Fourth edition, though, was redesigned according to very different criteria and with very different intentions. I would argue that fourth edition is no more part of third edition's lineage than it is part of D&D's lineage.

Trey said...

Good reminder of the accurate usage of a much misused concept.

I'd quibble i bit with how your dividing the D&D clades, in that I'm not sure what's the cuttoff between 3E and 1st adn 2nd. But then, as in biology life is a continuation, and groupings are human imposed, and for that reason, somewhat arbitrary.

I don't wince every time I see a physician turn on the TV, but since 3rd year of medical school, i generally change the channel. ;)
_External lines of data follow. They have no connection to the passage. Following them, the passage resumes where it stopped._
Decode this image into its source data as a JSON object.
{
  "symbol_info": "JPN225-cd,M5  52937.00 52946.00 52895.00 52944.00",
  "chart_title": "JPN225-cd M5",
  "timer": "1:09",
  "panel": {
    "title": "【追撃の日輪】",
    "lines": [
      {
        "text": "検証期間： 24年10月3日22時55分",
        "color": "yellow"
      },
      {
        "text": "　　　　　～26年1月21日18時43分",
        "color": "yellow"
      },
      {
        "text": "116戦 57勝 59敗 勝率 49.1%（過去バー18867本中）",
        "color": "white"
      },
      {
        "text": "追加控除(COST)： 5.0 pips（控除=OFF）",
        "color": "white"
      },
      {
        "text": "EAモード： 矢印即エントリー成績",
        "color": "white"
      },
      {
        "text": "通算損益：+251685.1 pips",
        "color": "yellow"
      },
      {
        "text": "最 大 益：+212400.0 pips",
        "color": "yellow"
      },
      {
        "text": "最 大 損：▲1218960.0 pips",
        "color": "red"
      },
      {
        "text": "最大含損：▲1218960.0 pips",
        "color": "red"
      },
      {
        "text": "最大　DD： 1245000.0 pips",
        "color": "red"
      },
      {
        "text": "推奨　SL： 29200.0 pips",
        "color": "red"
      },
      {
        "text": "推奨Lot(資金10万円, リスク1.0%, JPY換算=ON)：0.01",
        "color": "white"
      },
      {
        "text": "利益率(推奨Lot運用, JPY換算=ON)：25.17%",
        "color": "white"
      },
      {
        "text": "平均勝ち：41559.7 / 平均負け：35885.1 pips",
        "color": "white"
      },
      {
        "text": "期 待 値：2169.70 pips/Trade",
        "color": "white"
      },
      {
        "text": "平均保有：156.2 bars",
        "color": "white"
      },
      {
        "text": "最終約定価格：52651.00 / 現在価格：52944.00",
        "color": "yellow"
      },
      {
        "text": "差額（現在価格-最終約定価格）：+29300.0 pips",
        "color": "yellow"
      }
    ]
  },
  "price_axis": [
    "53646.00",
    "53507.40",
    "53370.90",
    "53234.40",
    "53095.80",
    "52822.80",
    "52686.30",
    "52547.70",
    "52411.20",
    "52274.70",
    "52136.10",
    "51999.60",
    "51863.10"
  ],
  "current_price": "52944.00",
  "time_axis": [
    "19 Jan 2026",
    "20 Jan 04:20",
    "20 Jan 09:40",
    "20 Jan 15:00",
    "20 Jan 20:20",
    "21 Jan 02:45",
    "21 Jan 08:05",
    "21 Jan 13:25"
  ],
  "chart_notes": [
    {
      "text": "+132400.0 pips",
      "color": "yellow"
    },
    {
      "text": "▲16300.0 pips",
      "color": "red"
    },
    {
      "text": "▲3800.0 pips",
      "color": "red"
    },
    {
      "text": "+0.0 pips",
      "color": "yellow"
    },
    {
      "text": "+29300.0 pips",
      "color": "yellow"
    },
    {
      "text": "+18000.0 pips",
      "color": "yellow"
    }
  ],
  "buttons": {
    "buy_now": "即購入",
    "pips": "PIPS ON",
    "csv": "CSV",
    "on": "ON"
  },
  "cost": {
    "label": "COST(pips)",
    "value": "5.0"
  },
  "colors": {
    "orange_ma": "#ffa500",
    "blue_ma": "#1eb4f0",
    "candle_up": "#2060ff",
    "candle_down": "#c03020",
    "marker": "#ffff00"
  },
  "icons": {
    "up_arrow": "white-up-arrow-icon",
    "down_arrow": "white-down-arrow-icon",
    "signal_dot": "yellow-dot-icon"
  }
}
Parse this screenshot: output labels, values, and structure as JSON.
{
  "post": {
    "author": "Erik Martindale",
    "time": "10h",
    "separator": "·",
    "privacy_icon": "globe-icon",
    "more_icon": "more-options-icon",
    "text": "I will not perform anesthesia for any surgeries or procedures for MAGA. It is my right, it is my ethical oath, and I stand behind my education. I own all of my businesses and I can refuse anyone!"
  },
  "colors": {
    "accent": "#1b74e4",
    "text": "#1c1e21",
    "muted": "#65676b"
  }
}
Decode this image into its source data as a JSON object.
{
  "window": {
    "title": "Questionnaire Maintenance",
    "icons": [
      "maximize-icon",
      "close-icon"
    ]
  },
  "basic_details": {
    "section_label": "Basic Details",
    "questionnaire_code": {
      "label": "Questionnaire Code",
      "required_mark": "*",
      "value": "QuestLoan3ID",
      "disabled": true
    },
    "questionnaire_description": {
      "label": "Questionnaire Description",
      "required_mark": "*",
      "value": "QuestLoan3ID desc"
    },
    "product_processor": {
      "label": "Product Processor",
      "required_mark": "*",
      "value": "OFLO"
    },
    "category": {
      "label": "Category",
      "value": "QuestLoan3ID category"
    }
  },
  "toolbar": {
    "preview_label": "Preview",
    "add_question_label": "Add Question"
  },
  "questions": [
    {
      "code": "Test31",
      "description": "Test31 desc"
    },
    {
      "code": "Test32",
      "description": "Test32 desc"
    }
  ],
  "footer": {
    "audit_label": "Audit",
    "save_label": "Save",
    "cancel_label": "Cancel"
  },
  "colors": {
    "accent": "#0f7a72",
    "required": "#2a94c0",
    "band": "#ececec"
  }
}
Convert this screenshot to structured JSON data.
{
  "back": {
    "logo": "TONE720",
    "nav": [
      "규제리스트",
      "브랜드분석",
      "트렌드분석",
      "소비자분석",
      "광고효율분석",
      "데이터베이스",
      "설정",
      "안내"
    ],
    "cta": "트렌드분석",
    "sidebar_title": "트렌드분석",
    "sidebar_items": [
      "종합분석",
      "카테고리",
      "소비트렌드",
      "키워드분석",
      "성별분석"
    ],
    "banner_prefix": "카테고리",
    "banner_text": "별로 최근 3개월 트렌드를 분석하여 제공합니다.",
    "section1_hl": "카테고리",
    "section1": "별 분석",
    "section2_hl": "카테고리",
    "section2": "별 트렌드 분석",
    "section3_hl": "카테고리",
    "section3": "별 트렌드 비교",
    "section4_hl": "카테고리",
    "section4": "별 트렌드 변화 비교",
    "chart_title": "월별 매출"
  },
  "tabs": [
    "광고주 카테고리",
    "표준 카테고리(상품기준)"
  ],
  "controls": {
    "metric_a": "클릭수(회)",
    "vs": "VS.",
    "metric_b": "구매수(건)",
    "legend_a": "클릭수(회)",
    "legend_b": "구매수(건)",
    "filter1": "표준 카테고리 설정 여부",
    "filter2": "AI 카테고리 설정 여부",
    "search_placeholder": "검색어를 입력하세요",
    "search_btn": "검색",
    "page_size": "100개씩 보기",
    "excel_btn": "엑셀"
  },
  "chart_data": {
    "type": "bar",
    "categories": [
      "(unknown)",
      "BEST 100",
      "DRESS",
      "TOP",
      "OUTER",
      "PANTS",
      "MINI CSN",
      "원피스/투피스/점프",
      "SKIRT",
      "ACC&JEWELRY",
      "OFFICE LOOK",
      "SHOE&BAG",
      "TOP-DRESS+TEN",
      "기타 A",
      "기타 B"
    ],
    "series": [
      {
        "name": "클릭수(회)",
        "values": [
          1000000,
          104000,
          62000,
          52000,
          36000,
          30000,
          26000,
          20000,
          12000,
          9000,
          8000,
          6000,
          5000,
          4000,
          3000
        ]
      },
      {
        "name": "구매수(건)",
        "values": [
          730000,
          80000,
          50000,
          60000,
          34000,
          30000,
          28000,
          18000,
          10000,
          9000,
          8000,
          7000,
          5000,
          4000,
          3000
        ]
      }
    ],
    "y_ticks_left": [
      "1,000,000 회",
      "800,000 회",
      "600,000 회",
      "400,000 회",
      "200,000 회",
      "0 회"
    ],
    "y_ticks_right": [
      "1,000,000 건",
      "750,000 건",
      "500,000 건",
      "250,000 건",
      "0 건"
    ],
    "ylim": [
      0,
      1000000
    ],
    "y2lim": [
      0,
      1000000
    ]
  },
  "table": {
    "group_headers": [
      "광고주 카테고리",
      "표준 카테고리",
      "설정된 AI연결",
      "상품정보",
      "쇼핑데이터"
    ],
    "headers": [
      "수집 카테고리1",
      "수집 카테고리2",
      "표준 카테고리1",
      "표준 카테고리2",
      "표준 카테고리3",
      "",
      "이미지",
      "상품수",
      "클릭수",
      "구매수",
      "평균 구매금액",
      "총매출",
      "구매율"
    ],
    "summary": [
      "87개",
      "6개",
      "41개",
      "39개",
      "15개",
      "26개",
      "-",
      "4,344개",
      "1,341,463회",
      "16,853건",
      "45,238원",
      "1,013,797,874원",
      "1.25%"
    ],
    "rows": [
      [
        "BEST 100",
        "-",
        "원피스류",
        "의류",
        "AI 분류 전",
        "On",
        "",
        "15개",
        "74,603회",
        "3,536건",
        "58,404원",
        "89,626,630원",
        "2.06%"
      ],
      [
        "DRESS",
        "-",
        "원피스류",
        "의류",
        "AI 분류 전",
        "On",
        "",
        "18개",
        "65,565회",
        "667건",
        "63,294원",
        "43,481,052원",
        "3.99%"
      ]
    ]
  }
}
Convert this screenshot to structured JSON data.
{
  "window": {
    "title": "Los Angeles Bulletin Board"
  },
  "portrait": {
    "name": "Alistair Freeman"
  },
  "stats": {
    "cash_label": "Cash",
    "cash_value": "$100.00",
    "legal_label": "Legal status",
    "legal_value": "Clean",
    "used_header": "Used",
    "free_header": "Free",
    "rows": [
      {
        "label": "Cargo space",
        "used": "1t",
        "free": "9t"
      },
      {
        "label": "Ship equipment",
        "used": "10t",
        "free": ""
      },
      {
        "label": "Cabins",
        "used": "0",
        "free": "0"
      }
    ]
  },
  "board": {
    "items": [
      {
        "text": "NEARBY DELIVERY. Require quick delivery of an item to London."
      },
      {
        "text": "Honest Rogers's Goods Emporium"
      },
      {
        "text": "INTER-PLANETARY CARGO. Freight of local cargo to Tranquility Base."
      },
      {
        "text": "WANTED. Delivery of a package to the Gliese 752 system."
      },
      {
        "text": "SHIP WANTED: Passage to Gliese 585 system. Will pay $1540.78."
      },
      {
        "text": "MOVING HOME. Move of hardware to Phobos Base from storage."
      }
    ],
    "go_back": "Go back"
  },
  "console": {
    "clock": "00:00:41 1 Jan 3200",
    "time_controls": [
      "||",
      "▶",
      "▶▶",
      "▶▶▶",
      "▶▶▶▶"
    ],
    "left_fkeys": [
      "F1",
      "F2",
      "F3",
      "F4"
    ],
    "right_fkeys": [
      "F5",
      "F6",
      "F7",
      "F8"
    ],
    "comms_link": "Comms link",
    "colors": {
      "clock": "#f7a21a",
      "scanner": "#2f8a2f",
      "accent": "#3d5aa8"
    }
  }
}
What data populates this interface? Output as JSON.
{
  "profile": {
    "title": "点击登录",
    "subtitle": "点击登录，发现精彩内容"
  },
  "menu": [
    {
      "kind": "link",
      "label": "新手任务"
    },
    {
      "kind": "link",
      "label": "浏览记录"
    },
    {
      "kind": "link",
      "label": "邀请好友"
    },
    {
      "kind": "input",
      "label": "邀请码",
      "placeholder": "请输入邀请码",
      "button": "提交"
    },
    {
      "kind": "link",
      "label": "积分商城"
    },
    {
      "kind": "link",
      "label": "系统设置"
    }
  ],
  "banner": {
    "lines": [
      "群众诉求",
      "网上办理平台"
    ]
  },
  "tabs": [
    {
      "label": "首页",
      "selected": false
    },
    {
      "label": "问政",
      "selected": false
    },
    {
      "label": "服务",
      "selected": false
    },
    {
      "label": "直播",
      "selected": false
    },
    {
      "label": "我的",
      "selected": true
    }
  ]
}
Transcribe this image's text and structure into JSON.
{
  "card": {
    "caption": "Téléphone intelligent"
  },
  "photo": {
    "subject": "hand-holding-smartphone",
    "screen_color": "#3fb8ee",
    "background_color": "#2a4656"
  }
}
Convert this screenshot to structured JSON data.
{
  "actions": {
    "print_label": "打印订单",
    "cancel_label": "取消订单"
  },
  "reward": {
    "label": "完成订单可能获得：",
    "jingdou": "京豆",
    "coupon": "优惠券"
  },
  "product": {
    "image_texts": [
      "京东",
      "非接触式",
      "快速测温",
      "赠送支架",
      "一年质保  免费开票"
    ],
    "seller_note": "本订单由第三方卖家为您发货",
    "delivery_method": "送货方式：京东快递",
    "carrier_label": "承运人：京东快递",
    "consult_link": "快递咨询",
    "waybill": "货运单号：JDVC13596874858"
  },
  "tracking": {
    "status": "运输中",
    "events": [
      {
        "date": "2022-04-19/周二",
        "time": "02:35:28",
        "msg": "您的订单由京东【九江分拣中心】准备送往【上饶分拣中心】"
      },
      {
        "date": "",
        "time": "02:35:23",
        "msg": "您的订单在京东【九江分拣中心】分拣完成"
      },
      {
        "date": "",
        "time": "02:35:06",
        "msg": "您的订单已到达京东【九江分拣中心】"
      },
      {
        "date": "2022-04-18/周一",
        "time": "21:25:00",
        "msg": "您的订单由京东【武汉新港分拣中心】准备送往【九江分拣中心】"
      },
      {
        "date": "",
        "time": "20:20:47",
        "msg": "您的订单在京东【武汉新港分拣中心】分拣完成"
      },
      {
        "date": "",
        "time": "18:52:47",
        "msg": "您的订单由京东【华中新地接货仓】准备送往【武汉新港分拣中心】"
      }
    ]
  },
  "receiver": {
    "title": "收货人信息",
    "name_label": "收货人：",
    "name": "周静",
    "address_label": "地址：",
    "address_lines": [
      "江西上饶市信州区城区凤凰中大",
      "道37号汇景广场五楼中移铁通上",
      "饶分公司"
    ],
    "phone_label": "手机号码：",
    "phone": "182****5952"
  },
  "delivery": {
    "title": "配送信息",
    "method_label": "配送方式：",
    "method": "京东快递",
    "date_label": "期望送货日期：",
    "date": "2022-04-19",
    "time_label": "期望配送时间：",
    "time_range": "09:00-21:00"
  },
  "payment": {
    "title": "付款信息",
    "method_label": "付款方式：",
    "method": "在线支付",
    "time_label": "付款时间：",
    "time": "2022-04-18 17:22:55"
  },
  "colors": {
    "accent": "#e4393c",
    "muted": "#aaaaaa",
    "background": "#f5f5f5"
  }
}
Sean Robson said...

Blogger P. S. Mangus said...
"I couldn't agree more! Also, great use of the Guinness pic, which I find most appropriate, and one which makes me thirsty at the same time!"

Thanks! Guinness always has great ads, and this is one of my favourites.

Sean Robson said...

Rick Marshall said...

Fourth edition, though, was redesigned according to very different criteria and with very different intentions. I would argue that fourth edition is no more part of third edition's lineage than it is part of D&D's lineage.

I agree, and I wrestled with this very thought myself: whether to include 4E as a descendent of 3E or of completely independent origin. In the end it was a judgement call based solely on the similar skill lists and feats, but I could easily have gone the other way, too.
Thanks for your insightful comments.

Sean Robson said...

Trey said...

I'd quibble i bit with how your dividing the D&D clades, in that I'm not sure what's the cuttoff between 3E and 1st adn 2nd. But then, as in biology life is a continuation, and groupings are human imposed, and for that reason, somewhat arbitrary.

Yep, taxonomy is highly subjective and always involves a lot of judgement-calls. In the end taxonomic classification artificially imposes structure on nature for our own convenience and isn't always perfectly accurate.
Thanks for your thoughts